Problem requirements - Line by line, copy out the data below exactly.
***** Data provided *****
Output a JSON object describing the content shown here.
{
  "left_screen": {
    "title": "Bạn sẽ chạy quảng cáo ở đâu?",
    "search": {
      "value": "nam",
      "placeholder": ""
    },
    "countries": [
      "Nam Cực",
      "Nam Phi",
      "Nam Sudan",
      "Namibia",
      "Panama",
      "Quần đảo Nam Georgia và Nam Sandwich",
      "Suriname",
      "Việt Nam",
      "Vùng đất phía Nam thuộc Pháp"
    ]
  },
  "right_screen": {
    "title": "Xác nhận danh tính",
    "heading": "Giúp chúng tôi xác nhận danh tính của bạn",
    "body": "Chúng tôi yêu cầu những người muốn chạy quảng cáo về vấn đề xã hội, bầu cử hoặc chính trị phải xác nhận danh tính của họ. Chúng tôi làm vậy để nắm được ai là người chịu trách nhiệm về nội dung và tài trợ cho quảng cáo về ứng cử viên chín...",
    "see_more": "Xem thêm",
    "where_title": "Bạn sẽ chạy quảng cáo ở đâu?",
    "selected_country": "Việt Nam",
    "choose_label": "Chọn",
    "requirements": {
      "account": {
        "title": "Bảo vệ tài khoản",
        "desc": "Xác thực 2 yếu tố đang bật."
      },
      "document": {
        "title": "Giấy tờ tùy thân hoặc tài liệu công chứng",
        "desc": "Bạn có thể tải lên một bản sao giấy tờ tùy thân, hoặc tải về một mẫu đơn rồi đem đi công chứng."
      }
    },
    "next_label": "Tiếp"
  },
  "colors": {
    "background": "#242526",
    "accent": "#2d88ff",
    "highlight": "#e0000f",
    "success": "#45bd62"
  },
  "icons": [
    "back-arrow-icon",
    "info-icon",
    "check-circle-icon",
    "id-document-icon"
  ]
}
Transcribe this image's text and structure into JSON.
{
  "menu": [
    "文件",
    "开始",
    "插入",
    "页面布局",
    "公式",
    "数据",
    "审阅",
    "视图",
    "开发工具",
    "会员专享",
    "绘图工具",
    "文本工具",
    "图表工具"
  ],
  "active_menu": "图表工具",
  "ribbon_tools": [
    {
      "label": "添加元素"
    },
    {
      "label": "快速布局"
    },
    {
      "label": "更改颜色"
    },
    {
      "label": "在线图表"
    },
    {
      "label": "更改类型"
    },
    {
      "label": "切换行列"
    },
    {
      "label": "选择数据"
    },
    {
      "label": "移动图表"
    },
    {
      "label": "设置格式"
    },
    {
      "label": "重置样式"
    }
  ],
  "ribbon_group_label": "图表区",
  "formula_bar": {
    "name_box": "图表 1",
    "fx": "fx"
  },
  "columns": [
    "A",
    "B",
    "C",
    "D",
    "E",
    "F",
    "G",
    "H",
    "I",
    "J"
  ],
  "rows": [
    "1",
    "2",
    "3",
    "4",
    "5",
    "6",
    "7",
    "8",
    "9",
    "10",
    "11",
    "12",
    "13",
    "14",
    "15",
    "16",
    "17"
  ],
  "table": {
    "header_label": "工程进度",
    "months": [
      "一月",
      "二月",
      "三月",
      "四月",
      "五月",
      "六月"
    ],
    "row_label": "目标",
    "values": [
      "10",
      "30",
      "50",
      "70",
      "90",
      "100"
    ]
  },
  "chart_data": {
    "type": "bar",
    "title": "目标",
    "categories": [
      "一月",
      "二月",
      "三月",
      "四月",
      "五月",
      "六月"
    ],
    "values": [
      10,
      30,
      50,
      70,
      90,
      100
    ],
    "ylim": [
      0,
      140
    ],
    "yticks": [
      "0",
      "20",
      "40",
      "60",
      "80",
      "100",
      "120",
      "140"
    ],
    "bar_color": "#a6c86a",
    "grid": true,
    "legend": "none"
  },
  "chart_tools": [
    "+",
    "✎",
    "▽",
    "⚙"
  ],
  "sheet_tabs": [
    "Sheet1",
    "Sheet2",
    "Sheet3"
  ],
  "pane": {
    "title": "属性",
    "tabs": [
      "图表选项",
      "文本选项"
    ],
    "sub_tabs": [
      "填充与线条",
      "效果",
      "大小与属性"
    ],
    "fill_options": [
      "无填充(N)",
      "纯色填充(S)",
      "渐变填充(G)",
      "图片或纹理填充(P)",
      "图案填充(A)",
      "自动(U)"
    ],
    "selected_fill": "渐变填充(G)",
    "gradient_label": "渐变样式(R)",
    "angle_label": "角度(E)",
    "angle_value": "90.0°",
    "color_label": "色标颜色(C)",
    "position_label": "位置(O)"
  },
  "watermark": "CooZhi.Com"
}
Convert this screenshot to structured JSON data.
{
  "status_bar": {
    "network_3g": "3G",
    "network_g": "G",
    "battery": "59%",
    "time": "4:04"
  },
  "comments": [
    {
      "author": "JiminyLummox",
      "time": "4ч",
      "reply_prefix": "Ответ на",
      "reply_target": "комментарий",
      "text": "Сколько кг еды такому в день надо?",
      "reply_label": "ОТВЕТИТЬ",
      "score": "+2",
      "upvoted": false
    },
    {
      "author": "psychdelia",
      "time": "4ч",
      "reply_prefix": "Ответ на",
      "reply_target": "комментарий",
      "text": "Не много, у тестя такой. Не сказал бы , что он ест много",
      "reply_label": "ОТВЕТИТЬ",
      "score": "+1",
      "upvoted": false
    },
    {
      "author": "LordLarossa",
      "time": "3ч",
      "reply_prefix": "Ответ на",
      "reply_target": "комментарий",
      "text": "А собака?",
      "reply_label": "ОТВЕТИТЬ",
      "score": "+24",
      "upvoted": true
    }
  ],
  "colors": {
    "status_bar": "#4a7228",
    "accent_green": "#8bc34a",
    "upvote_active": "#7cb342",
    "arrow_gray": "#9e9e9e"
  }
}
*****
Task result -
Output a JSON object describing the content shown here.
{
  "left_screen": {
    "title": "Bạn sẽ chạy quảng cáo ở đâu?",
    "search": {
      "value": "nam",
      "placeholder": ""
    },
    "countries": [
      "Nam Cực",
      "Nam Phi",
      "Nam Sudan",
      "Namibia",
      "Panama",
      "Quần đảo Nam Georgia và Nam Sandwich",
      "Suriname",
      "Việt Nam",
      "Vùng đất phía Nam thuộc Pháp"
    ]
  },
  "right_screen": {
    "title": "Xác nhận danh tính",
    "heading": "Giúp chúng tôi xác nhận danh tính của bạn",
    "body": "Chúng tôi yêu cầu những người muốn chạy quảng cáo về vấn đề xã hội, bầu cử hoặc chính trị phải xác nhận danh tính của họ. Chúng tôi làm vậy để nắm được ai là người chịu trách nhiệm về nội dung và tài trợ cho quảng cáo về ứng cử viên chín...",
    "see_more": "Xem thêm",
    "where_title": "Bạn sẽ chạy quảng cáo ở đâu?",
    "selected_country": "Việt Nam",
    "choose_label": "Chọn",
    "requirements": {
      "account": {
        "title": "Bảo vệ tài khoản",
        "desc": "Xác thực 2 yếu tố đang bật."
      },
      "document": {
        "title": "Giấy tờ tùy thân hoặc tài liệu công chứng",
        "desc": "Bạn có thể tải lên một bản sao giấy tờ tùy thân, hoặc tải về một mẫu đơn rồi đem đi công chứng."
      }
    },
    "next_label": "Tiếp"
  },
  "colors": {
    "background": "#242526",
    "accent": "#2d88ff",
    "highlight": "#e0000f",
    "success": "#45bd62"
  },
  "icons": [
    "back-arrow-icon",
    "info-icon",
    "check-circle-icon",
    "id-document-icon"
  ]
}
Transcribe this image's text and structure into JSON.
{
  "menu": [
    "文件",
    "开始",
    "插入",
    "页面布局",
    "公式",
    "数据",
    "审阅",
    "视图",
    "开发工具",
    "会员专享",
    "绘图工具",
    "文本工具",
    "图表工具"
  ],
  "active_menu": "图表工具",
  "ribbon_tools": [
    {
      "label": "添加元素"
    },
    {
      "label": "快速布局"
    },
    {
      "label": "更改颜色"
    },
    {
      "label": "在线图表"
    },
    {
      "label": "更改类型"
    },
    {
      "label": "切换行列"
    },
    {
      "label": "选择数据"
    },
    {
      "label": "移动图表"
    },
    {
      "label": "设置格式"
    },
    {
      "label": "重置样式"
    }
  ],
  "ribbon_group_label": "图表区",
  "formula_bar": {
    "name_box": "图表 1",
    "fx": "fx"
  },
  "columns": [
    "A",
    "B",
    "C",
    "D",
    "E",
    "F",
    "G",
    "H",
    "I",
    "J"
  ],
  "rows": [
    "1",
    "2",
    "3",
    "4",
    "5",
    "6",
    "7",
    "8",
    "9",
    "10",
    "11",
    "12",
    "13",
    "14",
    "15",
    "16",
    "17"
  ],
  "table": {
    "header_label": "工程进度",
    "months": [
      "一月",
      "二月",
      "三月",
      "四月",
      "五月",
      "六月"
    ],
    "row_label": "目标",
    "values": [
      "10",
      "30",
      "50",
      "70",
      "90",
      "100"
    ]
  },
  "chart_data": {
    "type": "bar",
    "title": "目标",
    "categories": [
      "一月",
      "二月",
      "三月",
      "四月",
      "五月",
      "六月"
    ],
    "values": [
      10,
      30,
      50,
      70,
      90,
      100
    ],
    "ylim": [
      0,
      140
    ],
    "yticks": [
      "0",
      "20",
      "40",
      "60",
      "80",
      "100",
      "120",
      "140"
    ],
    "bar_color": "#a6c86a",
    "grid": true,
    "legend": "none"
  },
  "chart_tools": [
    "+",
    "✎",
    "▽",
    "⚙"
  ],
  "sheet_tabs": [
    "Sheet1",
    "Sheet2",
    "Sheet3"
  ],
  "pane": {
    "title": "属性",
    "tabs": [
      "图表选项",
      "文本选项"
    ],
    "sub_tabs": [
      "填充与线条",
      "效果",
      "大小与属性"
    ],
    "fill_options": [
      "无填充(N)",
      "纯色填充(S)",
      "渐变填充(G)",
      "图片或纹理填充(P)",
      "图案填充(A)",
      "自动(U)"
    ],
    "selected_fill": "渐变填充(G)",
    "gradient_label": "渐变样式(R)",
    "angle_label": "角度(E)",
    "angle_value": "90.0°",
    "color_label": "色标颜色(C)",
    "position_label": "位置(O)"
  },
  "watermark": "CooZhi.Com"
}
Convert this screenshot to structured JSON data.
{
  "status_bar": {
    "network_3g": "3G",
    "network_g": "G",
    "battery": "59%",
    "time": "4:04"
  },
  "comments": [
    {
      "author": "JiminyLummox",
      "time": "4ч",
      "reply_prefix": "Ответ на",
      "reply_target": "комментарий",
      "text": "Сколько кг еды такому в день надо?",
      "reply_label": "ОТВЕТИТЬ",
      "score": "+2",
      "upvoted": false
    },
    {
      "author": "psychdelia",
      "time": "4ч",
      "reply_prefix": "Ответ на",
      "reply_target": "комментарий",
      "text": "Не много, у тестя такой. Не сказал бы , что он ест много",
      "reply_label": "ОТВЕТИТЬ",
      "score": "+1",
      "upvoted": false
    },
    {
      "author": "LordLarossa",
      "time": "3ч",
      "reply_prefix": "Ответ на",
      "reply_target": "комментарий",
      "text": "А собака?",
      "reply_label": "ОТВЕТИТЬ",
      "score": "+24",
      "upvoted": true
    }
  ],
  "colors": {
    "status_bar": "#4a7228",
    "accent_green": "#8bc34a",
    "upvote_active": "#7cb342",
    "arrow_gray": "#9e9e9e"
  }
}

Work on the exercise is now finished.